Increasing Your FICO Score for Home Buying
Most people assume that the home buying process starts with getting pre-approved by a lender or with choosing a real estate agent. In reality, the home buying process begins with your finances. Without an above average FICO score, buying a house is harder and, you could end up renting longer than you expected in Naples, Florida until your FICO score is acceptable.
A FICO score is a review of your years of credit history based on an instrument developed by Fair Isaac and Company. Most people traditionally have a score of 650, but scores range from 300 to 850. In recent years, however, some people have seen their score drop dramatically because of job loss, closed credit card accounts, or credit card accounts that were closed because they don't carry a balance. Some of the pieces in calculating your FICO score are:
- Types of Credit — Do you have a healthy mix of loans and credit cards?
- Payment History — How many months do you make late payments?
- Credit to Debt Ratio — How much do you owe versus your available credit?
- Credit Inquiries — Do you have too many open accounts?
When you apply for a mortgage or any other loan, lenders want to make sure that extending a loan to you isn't a risk.

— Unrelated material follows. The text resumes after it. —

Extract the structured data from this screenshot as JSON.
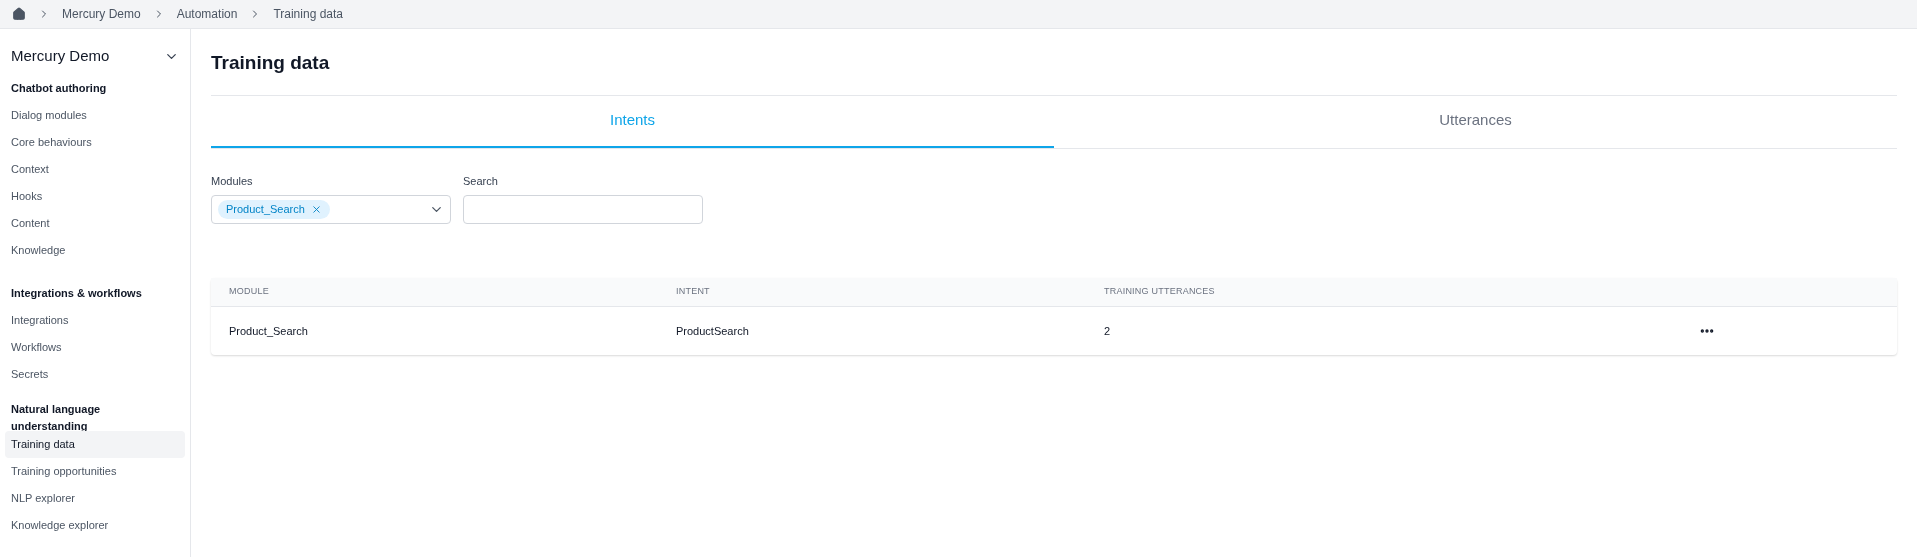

Your FICO score gives lenders a view of what type of borrower you'll be based solely on your credit history. Because of the shift in the economy, most home buyers should have scores in the range of 700 or higher to get an acceptable interest rate. If your score is less than that, you can still qualify for a loan, but the interest accrued in the long run could be more than double that of someone with a higher credit score.
We're used to working with all tiers of credit history. Contact us and we can help you get on the right track to the home of your dreams.
There are plans to improve your score. Improving your FICO score takes time. It can be difficult to make a large-scale change in your credit score with quick fixes, but your score can improve in a year by monitoring your credit report and by wisely using credit. The most important thing is to know your FICO score. You'll improve your credit score by using these tips:
- Ensure that your credit history is correct. If you discover incorrect items on your credit report, write to the bureau asking that the item be removed. If you have a common name or the same name as a family member, you'll want to pay extra attention to make sure the activity reported is correct.
- Spread your debt around. At first, this doesn't seem like a good idea. But, you steer clear of having one card that is at the limit and have your remaining cards at a zero balance. It's better to have each of your cards at about 20% of their credit limit than to have all of your debt transferred to one card.
- Apply for service station cards or department store credit. For those who have no credit or less-than-stellar credit, chain store credit cards and gas credit cards are ways to get credit, increase your spending limits and have a solid payment history, which will raise your FICO score. You must always beware of maintaining a high balance for more than a couple of billing cycles because these types of cards more than likely have a surprisingly high interest rate.
- Don't let your cards get dusty. Whether you have older cards, or are just getting started with credit, be sure to use your cards so that your accounts stay active. But, make sure you pay them off in no more than two or three payments.
- Pay on time. Payment history is a big factor in your FICO score. It's where people who have recently experienced job loss see the biggest dip in their credit score. Yes, it takes longer to rebuild your credit this way, but it's the most reliable way to show that you're able to make payments to a lender.
Now that you know more about credit reporting, you'll be able to successfully take the first step in owning a home, and that is improving your FICO score. Know that when it's time to apply for a loan to purchase a house, you'll want to keep your credit inquiries within a two-week window to avoid damaging your credit score. With the help of Metro Properties, the loan application process is sure to go more smoothly so you, too, can achieve home ownership.
Learn more about FICO scores at myFICO.com, Fair Isaac's informational site and review your credit history for free at annualcreditreport.com. And, for a small payment, you can get your FICO score from each bureau on their websites: equifax.com, experian.com and transunion.com.